The most frequent question I hear from clients is, “What is my case worth?” The answer is never easy. Injury cases are like snowflakes. Each case is unique for a variety of reasons, the main of which is that the facts and circumstances leading up to the accident, and the results caused by the accident, are almost never the same. Each person suffers differently and no two situations are alike. Notwithstanding the above, there are some general principles that sometimes guide what a case is worth. Here they are:
1. As a general rule, cases are worth only what the insurance company or defendant is willing or able to pay. In order words, if there are no assets to collect, you could take your case all the way to trial and get a two million dollar verdict, but you still wouldn't be able to collect all two million dollars.
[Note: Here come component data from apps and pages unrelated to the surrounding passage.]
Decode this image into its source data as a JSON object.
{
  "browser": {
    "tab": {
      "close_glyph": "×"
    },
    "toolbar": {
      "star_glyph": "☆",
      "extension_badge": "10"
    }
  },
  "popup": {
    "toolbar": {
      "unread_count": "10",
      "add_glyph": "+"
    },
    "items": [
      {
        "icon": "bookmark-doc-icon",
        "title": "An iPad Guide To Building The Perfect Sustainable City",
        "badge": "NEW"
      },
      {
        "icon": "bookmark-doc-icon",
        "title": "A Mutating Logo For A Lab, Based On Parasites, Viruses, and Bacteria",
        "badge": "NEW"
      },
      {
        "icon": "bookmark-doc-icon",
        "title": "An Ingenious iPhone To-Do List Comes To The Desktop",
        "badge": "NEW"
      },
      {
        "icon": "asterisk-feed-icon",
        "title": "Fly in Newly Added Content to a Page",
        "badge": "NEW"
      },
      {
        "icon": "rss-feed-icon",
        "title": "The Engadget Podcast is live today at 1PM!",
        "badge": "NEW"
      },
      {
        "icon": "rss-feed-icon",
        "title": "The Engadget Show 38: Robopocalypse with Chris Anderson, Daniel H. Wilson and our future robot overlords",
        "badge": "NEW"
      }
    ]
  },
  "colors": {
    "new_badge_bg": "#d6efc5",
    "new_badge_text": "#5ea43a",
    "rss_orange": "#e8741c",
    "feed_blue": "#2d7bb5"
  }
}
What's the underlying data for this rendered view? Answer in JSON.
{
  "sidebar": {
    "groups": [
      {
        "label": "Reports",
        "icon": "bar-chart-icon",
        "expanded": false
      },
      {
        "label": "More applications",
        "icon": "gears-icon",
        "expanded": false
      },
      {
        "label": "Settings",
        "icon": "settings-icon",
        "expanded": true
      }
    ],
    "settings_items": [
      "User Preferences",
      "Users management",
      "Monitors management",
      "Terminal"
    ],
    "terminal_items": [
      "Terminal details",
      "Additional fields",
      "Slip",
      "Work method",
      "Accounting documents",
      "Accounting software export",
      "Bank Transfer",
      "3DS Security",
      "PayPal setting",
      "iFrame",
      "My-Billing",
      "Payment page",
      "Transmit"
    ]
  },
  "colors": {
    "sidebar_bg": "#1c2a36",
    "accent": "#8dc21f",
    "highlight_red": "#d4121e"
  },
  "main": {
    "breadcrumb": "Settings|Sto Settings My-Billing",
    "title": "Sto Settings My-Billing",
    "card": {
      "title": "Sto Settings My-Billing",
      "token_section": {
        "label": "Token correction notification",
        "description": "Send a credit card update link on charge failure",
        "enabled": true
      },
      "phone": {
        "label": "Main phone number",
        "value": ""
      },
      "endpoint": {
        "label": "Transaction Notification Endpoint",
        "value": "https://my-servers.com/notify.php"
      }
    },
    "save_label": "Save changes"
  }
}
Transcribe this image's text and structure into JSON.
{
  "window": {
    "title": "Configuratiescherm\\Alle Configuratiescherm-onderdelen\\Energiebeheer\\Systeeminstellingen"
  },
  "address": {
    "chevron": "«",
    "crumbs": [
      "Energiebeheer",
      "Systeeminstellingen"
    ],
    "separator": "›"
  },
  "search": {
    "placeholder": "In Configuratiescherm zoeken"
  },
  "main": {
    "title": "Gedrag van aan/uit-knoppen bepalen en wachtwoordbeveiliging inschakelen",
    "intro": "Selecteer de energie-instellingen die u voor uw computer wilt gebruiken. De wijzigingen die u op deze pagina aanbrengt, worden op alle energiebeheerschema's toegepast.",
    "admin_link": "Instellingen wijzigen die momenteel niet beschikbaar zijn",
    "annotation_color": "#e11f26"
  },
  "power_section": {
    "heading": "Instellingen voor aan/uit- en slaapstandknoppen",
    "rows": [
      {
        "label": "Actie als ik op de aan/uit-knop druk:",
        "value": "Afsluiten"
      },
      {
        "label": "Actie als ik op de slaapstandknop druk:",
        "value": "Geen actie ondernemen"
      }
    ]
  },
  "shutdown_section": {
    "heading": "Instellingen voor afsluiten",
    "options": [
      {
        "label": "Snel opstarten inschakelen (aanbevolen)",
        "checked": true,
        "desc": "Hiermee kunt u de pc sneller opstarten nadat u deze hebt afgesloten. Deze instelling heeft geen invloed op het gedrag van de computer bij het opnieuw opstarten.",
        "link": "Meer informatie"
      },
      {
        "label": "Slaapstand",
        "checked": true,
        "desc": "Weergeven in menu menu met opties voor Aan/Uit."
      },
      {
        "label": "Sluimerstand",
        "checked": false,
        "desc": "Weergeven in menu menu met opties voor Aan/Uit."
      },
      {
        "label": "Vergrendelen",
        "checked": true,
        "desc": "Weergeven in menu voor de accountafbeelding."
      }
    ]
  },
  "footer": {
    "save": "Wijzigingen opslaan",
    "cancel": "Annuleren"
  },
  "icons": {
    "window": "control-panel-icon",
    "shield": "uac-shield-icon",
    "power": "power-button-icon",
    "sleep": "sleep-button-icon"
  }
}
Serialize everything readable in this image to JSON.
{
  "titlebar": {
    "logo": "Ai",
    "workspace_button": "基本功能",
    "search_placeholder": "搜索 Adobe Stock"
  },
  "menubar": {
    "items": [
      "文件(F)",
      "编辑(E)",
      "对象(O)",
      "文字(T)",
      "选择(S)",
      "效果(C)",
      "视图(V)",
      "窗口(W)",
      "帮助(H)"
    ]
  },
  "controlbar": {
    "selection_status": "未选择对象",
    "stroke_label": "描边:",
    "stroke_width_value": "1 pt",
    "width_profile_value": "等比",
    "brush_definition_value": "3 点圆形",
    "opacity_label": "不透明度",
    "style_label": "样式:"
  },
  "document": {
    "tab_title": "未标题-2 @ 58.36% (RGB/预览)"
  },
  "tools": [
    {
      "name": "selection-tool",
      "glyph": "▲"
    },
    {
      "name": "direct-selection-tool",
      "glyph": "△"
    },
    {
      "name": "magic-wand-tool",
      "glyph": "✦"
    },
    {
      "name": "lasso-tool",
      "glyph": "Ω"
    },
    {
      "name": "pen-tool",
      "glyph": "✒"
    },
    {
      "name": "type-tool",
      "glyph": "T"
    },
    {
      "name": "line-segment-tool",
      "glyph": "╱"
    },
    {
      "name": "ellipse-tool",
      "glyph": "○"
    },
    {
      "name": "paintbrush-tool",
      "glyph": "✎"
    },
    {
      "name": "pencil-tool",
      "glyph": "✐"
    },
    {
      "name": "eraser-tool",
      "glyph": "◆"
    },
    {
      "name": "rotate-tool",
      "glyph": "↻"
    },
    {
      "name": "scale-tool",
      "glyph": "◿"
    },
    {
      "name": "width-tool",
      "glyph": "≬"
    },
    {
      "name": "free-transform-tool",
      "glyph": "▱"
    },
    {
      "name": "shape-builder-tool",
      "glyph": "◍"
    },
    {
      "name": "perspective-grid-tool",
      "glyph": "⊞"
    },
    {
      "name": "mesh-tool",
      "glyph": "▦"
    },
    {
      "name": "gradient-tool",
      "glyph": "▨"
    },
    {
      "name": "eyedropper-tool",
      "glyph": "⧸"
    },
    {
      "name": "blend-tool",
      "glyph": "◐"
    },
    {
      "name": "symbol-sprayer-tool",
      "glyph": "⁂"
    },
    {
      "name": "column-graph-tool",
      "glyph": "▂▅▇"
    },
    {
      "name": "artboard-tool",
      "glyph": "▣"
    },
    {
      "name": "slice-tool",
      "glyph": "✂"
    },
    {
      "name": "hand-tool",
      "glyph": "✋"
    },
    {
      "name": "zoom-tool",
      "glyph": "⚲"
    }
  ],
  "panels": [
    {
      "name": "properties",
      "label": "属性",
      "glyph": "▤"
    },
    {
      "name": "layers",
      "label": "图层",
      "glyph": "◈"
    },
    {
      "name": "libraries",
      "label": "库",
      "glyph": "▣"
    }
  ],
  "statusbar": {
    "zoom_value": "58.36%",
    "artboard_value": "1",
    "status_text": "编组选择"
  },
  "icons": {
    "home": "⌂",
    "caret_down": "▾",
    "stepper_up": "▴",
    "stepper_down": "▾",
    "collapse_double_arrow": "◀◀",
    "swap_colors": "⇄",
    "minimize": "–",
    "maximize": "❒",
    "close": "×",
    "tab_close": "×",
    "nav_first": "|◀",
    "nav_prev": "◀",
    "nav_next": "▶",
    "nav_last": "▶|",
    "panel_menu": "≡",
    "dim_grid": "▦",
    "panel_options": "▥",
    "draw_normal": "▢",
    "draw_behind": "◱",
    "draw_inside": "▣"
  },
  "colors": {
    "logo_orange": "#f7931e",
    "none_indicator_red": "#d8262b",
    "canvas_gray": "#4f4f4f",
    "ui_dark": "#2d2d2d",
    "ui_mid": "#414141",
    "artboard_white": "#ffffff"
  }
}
There usually must be either insurance coverage or assets to collect. A case is typically not worth more than the collectible assets.
2. A cases value can be affected by what jurisdiction it occurs in. The reason this is so is because some jurisdictions are more or less plaintiff friendly. Some jurisdictions tend to bias in favor of Defendants and others for Plaintiffs. Some jurisdictions have juries that award consistently higher amounts, and others less. It is probably impossible to determine precisely why this is the case, but it has to be taken into account when assessing a cases value.
3. The nature and extent of injuries suffered usually has a direct correlative effect on the value of a case. The more damages a person sustains, the higher the likelihood is that that person's case is worth more. The example commonly given is that a person with a broken leg probably has a more valuable case than a person with a sprained leg. This is simply because one injury is, on the face of it, more substantial, probably in most cases more painful, and in all likelihood, more permanent. For example, if you have a large amount of lost wages, medical bills or pain and suffering, your case may command a higher value. Note that this is not always the case. In some cases insurance companies will actually try to argue that the Plaintiff has over-treated, over-medicated, taken an unreasonable amount of time off from work, or is faking, malingering or exaggerating pain levels.
4. Just because you have a serious injury doesn't mean you have a valuable case. The next major factor to consider is the liability. (How did the accident occur?) In Maryland and Virginia, the law of contributory negligence applies. So if you were the legal cause of the accident in Maryland or Virginia, you may be out of luck entirely. A case where you are stopped and are rear-ended however would indicate a much stronger liability position than in a case where you rear ended someone else. Regardless, your liability situation, whatever it is, will have a direct effect on the value of your case.
5. The manner and method of presentation of your case to the finder of fact. Like anything else in life, you get what you pay for. If you hire one of the best attorneys in your area, your lawyer may be able to get you a better result than if you hire a lawyer who does not know what they are doing in your practice area. And while it is virtually impossible to quantify who is a top lawyer or the best lawyer in your area (indeed, most bar associates and ethical rules prohibit attorneys from categorizing themselves in these manners) - you really should do your own due diligence before hiring a lawyer. Find out everything you need to know, ask a lot of questions, and make sure you are comfortable with the representation.